You may have heard of the term MVP or Minimum Viable Product. This article is about a related concept: the Minimum Political Product, or MPP.
A MVP is the minimum product you can deliver to satisfy some initial set of customers. Then based on feedback from those initial customers, you deliver more features or tools. For an MVP, you deliver a usable product early and are able to test it iteratively. This reduces overall risk and hopefully means you don’t waste time delivering features that aren’t needed. Think of it as just in time product delivery grounded in customer value.
In contrast, the MPP or Minimum Political Product is grounded in political value.
You first need to recognize when you are in MPP land and second, how to manage your MPP.
Recognize when you need to deliver a MPP
Below are some signs you are on the hook for a MPP:
We “know” we need to do “this”. You are told it needs to be done and it’s going to be valuable but there’s no data or user research to back up the statement. We just “know” it must be done. And the solution or approach is pre-selected. At best, you have limited evidence that shows it’s the right solution or approach.
It’s narrowly driven. One or two people are driving or requesting it and you have trouble finding any one else who thinks this is a big issue to address or to address in this way. Alternatively, it was approved/green lighted outside the typical decision-making process.
Short term planning focus. Any planning discussions focus on the short term. Long term maintenance or viability never come up (because that’s not really what we’re worried about).
The deadline is not tied to the work. It has an extreme deadline regardless of how much time it takes to do the work. This means that they need the MPP by a specific date for a specific opportunity. Success is measured on being able to announce something for that date.
Managing your MPP
Now that you know you have an MPP, below are some tips to manage your MPP.
Assess if you can turn your MPP into a MVP. Does the MPP point to some larger issue or challenge that should be solved regardless of its MPP status? If so, try to pull in that larger issue and see if you can take steps towards solving it. Call it your stealth problem or opportunity statement.
Incorporate at least some research. Depending on the product and timeline, you may not have much time. But sneak in some time for research no matter what. Below are some simple, quick ways to do research depending on the project:
- Email some friends. Can you quickly find who else has done anything like this or dealt with this issue before? Have some quick phone calls.
- Talk to some users. If there are end users, grab a couple and do some quick interviews. You never know when you might come up with a great quote to use in your efforts to make this a stronger project.
- Review prior reports or efforts. Make sure you understand what’s been done to date. If nothing at all has been done – find out why. You need to understand this in order to know if you can leverage anything or conversely, avoid some big mistakes.

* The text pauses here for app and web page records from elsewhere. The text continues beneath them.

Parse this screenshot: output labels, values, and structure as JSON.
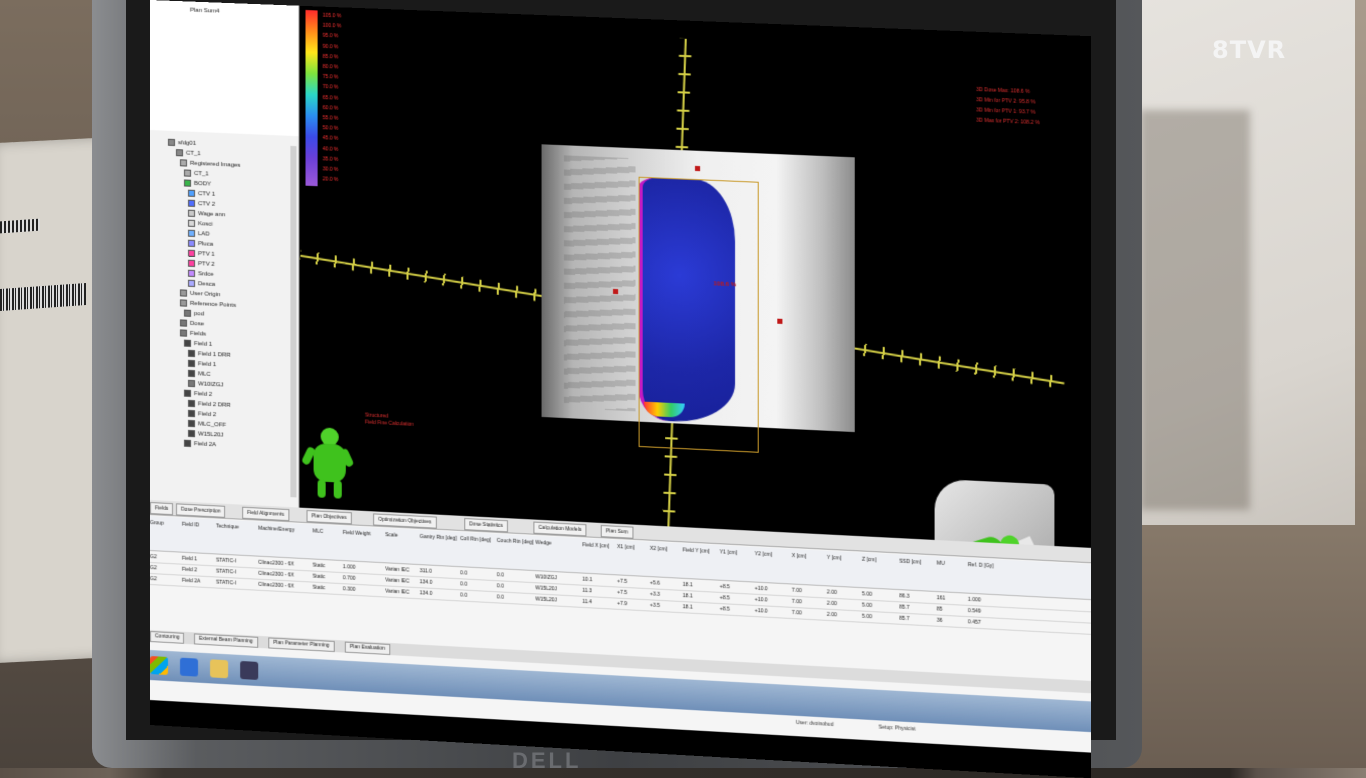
{
  "logo": {
    "text": "8TVR"
  },
  "monitor": {
    "brand": "DELL"
  },
  "tree": {
    "top_items": [
      "Plan Sum4"
    ],
    "items": [
      "sfdg01",
      "CT_1",
      "Registered Images",
      "CT_1",
      "BODY",
      "CTV 1",
      "CTV 2",
      "Wage ann",
      "Kosci",
      "LAD",
      "Pluca",
      "PTV 1",
      "PTV 2",
      "Srdce",
      "Desca",
      "User Origin",
      "Reference Points",
      "pod",
      "Dose",
      "Fields",
      "Field 1",
      "Field 1 DRR",
      "Field 1",
      "MLC",
      "W10IZGJ",
      "Field 2",
      "Field 2 DRR",
      "Field 2",
      "MLC_OFF",
      "W15L20J",
      "Field 2A"
    ]
  },
  "colorbar": {
    "labels": [
      "105.0 %",
      "100.0 %",
      "95.0 %",
      "90.0 %",
      "85.0 %",
      "80.0 %",
      "75.0 %",
      "70.0 %",
      "65.0 %",
      "60.0 %",
      "55.0 %",
      "50.0 %",
      "45.0 %",
      "40.0 %",
      "35.0 %",
      "30.0 %",
      "20.0 %"
    ]
  },
  "viewer": {
    "dose_max_label": "108.6 %",
    "info_lines": [
      "3D Dose Max: 108.6 %",
      "3D Min for PTV 2: 95.8 %",
      "3D Min for PTV 1: 93.7 %",
      "3D Max for PTV 2: 108.2 %"
    ],
    "note_lines": [
      "Structured",
      "Field Fine Calculation"
    ]
  },
  "bottom": {
    "tabs": [
      "Fields",
      "Dose Prescription",
      "Field Alignments",
      "Plan Objectives",
      "Optimization Objectives",
      "Dose Statistics",
      "Calculation Models",
      "Plan Sum"
    ],
    "headers": [
      "Group",
      "Field ID",
      "Technique",
      "Machine/Energy",
      "MLC",
      "Field Weight",
      "Scale",
      "Gantry Rtn [deg]",
      "Coll Rtn [deg]",
      "Couch Rtn [deg]",
      "Wedge",
      "Field X [cm]",
      "X1 [cm]",
      "X2 [cm]",
      "Field Y [cm]",
      "Y1 [cm]",
      "Y2 [cm]",
      "X [cm]",
      "Y [cm]",
      "Z [cm]",
      "SSD [cm]",
      "MU",
      "Ref. D [Gy]"
    ],
    "rows": [
      [
        "G2",
        "Field 1",
        "STATIC-I",
        "Clinac2300 - 6X",
        "Static",
        "1.000",
        "Varian IEC",
        "311.0",
        "0.0",
        "0.0",
        "W10IZGJ",
        "10.1",
        "+7.5",
        "+5.6",
        "18.1",
        "+8.5",
        "+10.0",
        "7.00",
        "2.00",
        "5.00",
        "86.3",
        "161",
        "1.000"
      ],
      [
        "G2",
        "Field 2",
        "STATIC-I",
        "Clinac2300 - 6X",
        "Static",
        "0.700",
        "Varian IEC",
        "134.0",
        "0.0",
        "0.0",
        "W15L20J",
        "11.3",
        "+7.5",
        "+3.3",
        "18.1",
        "+8.5",
        "+10.0",
        "7.00",
        "2.00",
        "5.00",
        "85.7",
        "85",
        "0.549"
      ],
      [
        "G2",
        "Field 2A",
        "STATIC-I",
        "Clinac2300 - 6X",
        "Static",
        "0.300",
        "Varian IEC",
        "134.0",
        "0.0",
        "0.0",
        "W15L20J",
        "11.4",
        "+7.9",
        "+3.5",
        "18.1",
        "+8.5",
        "+10.0",
        "7.00",
        "2.00",
        "5.00",
        "85.7",
        "36",
        "0.457"
      ]
    ],
    "bottom_tabs": [
      "Contouring",
      "External Beam Planning",
      "Plan Parameter Planning",
      "Plan Evaluation"
    ],
    "status_left": "User: dvoinobud",
    "status_right": "Setup: Physicist"
  },
  "colors": {
    "accent_crosshair": "#d4cf46",
    "ptv_blue": "#1d27a8",
    "dose_red": "#e03030",
    "patient_green": "#3fc21d"
  }
}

- Do some quick data analysis. If there is data about the problem, try to pull up some high level numbers that either characterize the issue or solution.
Scale your effort / approach appropriately. Based on the prior two steps, scale your effort appropriately. If your research suggests there is a real underlying issue or opportunity, focus on that portion. If that’s not the case, focus on delivering just the MPP.
Identify the key political requirements. To deliver an MPP, you need to know what the political requirements are. If this is a political product, it’s been in the news, discussed or covered in some fashion. You need to dig that up and find out what the key political issues are and how it’s been treated. Your MPP sponsor may or may not divulge this directly.
You’ll likely also receive specific instructions on what is needed/not. You need to make sure you address those instructions. If you don’t receive specifics, make sure you ask questions to find out. You’ll have to assess your sponsor to determine if you can change their mind based on any research you’ve done.
Present key tradeoffs for decisions. A MPP will usually involve some serious tradeoffs between time, cost and quality. Don’t try to make these decisions yourself. Instead, identify and present these tradeoffs to your MPP stakeholders as early as you can. Since it’s an MPP – they are the only ones that can make what are political not product decisions! For example, if the deadline is all important, they will know best if they can suffer some quality criticisms.
Lastly, if you find that you’re spending more time delivering MPPs than MVPs, you should step back and reassess your role. While we all need to deliver the occasional MPP, too many MPPs can strain your and your team’s morale over time.
Joy Bonaguro is part of the GovLoop Featured Contributor program, where we feature articles by government voices from all across the country (and world!). To see more Featured Contributor posts, click here.
This is definitely a timely and relevant piece. Thanks for introducing me to MPP!